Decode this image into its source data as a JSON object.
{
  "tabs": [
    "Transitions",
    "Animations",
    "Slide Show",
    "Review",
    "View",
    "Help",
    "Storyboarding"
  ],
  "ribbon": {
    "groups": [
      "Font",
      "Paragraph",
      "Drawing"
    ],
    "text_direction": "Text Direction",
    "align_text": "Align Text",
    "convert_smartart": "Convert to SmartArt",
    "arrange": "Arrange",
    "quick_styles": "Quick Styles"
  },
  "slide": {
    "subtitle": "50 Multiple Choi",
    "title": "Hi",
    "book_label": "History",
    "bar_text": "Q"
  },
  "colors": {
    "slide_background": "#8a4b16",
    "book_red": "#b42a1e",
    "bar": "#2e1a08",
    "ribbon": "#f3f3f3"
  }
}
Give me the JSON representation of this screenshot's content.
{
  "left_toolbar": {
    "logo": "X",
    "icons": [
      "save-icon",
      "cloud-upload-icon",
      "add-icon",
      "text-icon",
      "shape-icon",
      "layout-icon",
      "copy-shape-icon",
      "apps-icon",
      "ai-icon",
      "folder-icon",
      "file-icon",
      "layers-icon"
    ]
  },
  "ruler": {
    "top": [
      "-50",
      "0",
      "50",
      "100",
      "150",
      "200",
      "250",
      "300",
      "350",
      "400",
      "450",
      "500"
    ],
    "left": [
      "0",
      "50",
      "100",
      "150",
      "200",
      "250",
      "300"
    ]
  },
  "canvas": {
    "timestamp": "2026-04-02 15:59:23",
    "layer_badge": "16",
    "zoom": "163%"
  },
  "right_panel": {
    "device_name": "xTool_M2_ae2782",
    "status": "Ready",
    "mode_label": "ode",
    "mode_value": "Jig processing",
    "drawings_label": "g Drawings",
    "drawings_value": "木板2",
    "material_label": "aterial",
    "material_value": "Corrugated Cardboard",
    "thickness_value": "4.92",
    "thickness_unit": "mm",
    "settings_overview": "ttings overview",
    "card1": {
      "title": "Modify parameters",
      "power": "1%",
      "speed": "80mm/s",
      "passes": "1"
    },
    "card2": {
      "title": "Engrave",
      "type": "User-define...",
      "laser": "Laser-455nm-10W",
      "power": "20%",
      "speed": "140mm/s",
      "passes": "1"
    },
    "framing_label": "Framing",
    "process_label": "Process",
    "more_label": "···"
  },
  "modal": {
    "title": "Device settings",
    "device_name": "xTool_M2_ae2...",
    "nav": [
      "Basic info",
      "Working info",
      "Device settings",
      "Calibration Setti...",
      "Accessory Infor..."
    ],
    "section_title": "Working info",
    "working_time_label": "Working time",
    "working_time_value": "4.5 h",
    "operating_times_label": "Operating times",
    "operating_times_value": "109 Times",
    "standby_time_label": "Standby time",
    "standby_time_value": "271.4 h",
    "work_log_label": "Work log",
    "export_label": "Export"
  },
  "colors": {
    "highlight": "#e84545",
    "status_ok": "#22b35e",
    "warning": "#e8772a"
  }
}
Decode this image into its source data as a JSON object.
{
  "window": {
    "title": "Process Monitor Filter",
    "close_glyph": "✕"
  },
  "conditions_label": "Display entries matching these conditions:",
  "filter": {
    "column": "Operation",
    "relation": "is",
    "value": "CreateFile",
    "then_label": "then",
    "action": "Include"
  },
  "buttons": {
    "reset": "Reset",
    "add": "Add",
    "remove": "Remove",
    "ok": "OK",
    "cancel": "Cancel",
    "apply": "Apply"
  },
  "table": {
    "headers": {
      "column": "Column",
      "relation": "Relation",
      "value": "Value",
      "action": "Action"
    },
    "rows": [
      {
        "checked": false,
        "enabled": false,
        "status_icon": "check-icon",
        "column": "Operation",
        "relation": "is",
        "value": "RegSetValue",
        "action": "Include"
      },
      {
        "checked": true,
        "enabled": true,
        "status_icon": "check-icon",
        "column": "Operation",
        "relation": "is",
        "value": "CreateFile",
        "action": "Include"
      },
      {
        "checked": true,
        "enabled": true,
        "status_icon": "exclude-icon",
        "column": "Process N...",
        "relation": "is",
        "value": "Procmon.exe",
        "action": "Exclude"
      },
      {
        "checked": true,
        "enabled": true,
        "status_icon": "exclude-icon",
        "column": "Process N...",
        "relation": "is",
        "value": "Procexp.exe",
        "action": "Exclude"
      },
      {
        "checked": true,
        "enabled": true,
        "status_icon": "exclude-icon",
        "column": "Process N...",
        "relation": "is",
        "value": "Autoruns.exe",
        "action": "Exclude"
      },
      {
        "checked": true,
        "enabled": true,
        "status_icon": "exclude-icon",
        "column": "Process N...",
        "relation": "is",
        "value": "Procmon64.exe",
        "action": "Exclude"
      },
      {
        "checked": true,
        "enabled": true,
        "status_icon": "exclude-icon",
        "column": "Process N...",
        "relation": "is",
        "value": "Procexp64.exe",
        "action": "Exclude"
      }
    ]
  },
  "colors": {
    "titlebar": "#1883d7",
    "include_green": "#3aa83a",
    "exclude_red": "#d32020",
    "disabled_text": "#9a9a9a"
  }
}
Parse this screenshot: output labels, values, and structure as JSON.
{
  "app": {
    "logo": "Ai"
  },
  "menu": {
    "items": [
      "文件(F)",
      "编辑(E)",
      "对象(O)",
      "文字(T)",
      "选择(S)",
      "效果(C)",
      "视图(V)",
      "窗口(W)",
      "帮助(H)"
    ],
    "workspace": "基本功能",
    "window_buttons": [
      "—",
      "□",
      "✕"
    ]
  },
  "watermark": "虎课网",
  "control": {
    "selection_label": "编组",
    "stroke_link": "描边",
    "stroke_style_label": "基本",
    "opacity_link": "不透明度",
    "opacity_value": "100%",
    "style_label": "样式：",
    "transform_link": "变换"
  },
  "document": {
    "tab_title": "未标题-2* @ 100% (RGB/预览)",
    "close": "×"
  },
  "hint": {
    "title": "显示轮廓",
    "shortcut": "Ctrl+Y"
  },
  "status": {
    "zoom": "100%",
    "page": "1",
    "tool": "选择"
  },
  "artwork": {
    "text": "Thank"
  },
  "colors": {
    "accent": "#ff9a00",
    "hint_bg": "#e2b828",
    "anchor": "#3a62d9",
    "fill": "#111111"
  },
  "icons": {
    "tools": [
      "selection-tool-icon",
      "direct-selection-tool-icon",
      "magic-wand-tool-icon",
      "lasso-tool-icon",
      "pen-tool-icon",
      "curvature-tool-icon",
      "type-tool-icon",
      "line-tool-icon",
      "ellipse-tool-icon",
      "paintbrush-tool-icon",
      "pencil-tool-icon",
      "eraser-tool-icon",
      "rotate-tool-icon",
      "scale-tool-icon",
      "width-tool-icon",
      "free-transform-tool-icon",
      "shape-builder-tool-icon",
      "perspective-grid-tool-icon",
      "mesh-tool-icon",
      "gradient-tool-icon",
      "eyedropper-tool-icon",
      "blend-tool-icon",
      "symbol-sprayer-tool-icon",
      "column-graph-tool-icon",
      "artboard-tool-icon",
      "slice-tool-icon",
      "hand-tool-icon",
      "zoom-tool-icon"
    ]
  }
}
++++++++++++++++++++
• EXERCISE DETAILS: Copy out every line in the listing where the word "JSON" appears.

• RESULT FOR THIS TASK:
Decode this image into its source data as a JSON object.
Give me the JSON representation of this screenshot's content.
Decode this image into its source data as a JSON object.
Parse this screenshot: output labels, values, and structure as JSON.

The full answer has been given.